The controversy surrounding the Islamic Saudi Academy of Virginia continues to grow. Rep. Frank Wolf, the ranking Republican of the appropriations subcommittee with jurisdiction over the State Department, wrote Secretary of State Rice (Acrobat file of the letter) to express his serious concern. "It is well known that Saudi Arabia promotes the radical Wahhabi interpretation of Islam within its own borders and has financed radical clerics abroad.

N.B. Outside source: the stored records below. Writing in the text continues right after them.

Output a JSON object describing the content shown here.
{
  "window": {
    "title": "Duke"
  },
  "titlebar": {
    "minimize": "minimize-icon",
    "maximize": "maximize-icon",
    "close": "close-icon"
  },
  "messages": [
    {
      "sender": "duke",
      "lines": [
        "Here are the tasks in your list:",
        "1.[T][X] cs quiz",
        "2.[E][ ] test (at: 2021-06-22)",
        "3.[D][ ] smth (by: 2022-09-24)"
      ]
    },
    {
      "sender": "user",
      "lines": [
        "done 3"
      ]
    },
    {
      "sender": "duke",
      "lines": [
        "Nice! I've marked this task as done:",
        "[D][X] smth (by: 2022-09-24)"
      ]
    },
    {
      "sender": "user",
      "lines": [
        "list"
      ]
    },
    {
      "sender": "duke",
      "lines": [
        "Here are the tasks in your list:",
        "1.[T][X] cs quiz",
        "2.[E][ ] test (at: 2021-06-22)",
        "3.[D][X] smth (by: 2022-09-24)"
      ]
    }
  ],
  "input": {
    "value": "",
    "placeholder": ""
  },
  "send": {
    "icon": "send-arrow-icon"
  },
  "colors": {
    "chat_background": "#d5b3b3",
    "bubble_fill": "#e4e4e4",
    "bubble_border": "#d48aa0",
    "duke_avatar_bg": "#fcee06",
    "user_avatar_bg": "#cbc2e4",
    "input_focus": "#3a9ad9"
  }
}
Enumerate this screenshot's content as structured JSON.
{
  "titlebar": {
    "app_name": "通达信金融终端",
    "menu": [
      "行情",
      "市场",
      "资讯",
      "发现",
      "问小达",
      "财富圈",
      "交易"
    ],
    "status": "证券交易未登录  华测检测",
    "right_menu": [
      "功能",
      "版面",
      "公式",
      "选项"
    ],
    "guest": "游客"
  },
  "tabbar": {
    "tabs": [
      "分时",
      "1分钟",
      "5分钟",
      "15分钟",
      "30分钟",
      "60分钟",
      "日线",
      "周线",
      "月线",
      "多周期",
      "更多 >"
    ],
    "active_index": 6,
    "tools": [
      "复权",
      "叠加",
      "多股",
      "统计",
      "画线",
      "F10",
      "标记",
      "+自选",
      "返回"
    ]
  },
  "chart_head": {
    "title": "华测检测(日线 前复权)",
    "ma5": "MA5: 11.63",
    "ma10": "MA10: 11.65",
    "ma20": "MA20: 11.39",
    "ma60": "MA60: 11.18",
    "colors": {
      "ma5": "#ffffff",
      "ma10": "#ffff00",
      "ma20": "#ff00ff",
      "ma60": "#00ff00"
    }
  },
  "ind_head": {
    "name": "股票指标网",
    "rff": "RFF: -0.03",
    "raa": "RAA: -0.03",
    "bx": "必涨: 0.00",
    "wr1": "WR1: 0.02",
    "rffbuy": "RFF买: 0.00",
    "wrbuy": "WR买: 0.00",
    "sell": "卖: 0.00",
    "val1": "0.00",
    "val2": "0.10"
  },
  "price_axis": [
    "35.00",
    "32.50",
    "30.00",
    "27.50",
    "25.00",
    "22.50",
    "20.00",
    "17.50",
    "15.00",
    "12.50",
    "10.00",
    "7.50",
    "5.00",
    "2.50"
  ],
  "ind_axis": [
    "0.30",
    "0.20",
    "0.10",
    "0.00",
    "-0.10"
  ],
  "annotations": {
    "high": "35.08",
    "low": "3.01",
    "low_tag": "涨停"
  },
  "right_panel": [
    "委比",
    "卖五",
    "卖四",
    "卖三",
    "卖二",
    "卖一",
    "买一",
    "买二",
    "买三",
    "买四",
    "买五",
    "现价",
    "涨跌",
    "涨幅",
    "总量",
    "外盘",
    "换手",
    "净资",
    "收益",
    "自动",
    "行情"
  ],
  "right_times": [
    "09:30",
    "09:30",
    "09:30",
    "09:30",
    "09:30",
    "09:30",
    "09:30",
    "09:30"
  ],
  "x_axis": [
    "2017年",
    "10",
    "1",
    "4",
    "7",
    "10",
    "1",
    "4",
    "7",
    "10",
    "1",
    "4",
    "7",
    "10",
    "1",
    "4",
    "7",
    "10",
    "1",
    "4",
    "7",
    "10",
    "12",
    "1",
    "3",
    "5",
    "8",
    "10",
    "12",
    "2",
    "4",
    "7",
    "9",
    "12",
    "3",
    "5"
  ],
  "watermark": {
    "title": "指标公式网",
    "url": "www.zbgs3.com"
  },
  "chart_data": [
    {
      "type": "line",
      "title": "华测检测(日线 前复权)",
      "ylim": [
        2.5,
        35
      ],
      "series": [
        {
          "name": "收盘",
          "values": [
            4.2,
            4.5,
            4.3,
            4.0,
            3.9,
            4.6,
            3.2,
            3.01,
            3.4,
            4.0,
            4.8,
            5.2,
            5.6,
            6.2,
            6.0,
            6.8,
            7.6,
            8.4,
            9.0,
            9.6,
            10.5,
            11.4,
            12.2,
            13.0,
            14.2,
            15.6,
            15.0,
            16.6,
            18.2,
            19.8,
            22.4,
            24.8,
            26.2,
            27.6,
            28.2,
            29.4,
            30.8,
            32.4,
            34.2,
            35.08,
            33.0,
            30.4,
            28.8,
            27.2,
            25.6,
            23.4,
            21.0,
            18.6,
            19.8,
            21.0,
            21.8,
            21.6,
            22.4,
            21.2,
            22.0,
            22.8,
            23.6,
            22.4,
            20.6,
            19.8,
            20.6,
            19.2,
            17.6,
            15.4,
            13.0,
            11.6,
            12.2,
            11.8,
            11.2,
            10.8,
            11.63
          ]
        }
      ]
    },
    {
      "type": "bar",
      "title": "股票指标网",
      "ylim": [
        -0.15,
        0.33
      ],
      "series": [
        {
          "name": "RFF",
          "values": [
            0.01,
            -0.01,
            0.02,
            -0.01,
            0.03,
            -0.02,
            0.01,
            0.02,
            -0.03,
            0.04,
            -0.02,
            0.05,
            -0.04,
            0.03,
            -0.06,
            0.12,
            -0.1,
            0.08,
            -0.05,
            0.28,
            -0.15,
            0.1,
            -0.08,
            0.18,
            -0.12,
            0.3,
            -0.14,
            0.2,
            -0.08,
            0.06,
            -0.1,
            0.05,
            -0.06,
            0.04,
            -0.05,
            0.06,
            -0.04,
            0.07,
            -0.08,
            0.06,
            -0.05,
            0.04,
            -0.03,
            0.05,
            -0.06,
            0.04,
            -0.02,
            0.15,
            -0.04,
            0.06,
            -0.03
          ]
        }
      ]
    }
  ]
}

Lawrence Wright's Pulitzer Prize winning book, The Looming Tower, points out that "Saudi Arabia, which constitutes only 1 percent of the world's Muslim population...supports 90 percent of the expenses of the entire faith," including "thousands of religious schools around the globe, staffed with Wahhabi imams and teachers." The ISA is funded through the Saudi government, which also funds radical madrassas along the turbulent Pakistani borders." And he sharply criticized the State Department in a handwritten note, "The State Department is not doing its duty." I recommend Steven Emerson's new article on this issue for more history of the State Department's inaction, as well as today's CQ Homeland Security story on this issue.
But the ISA is just the latest in a long line of examples of the Saudis' dissemination of Wahhabist propaganda in the United States, and Congress has already sharply criticized the Saudis for it. Almost three years ago, on November 8, 2005, the Senate Judiciary Committee held a hearing titled, "Saudi Arabia: Friend or Foe in the War on Terror?" to review how the Saudis spread such literature in mosques and schools throughout the United States. You can read the testimony delivered at the hearing by Steven Emerson, Nina Shea, and others at this website and you can download the full transcript from here. Note the defense of the Saudis by their designated representative at the hearing, Anthony Cordesman of CSIS.
The focus of the hearing was the January 2005 report issued by Freedom House and edited by Ms. Shea, "Saudi Publications on Hate Ideology Invade American Mosques," on the widespread dissemination of Wahhabist propaganda in American mosques and schools. We were the first website to publicize that study in January 2005 and continued to review and discuss its implications here and here. In March of 2005, 15 Senators wrote Secretary Rice, citing the report and urging her to persuade the Saudi government to stop the distribution of such material.
The continued use of the offensive textbooks at the ISA is indicative of the Saudis' willingness to export Wahhabism without any meaningful action by the State Department to prevent or halt it. To be taken seriously, Congress will have to demand the removal of such literature and enact that demand into law.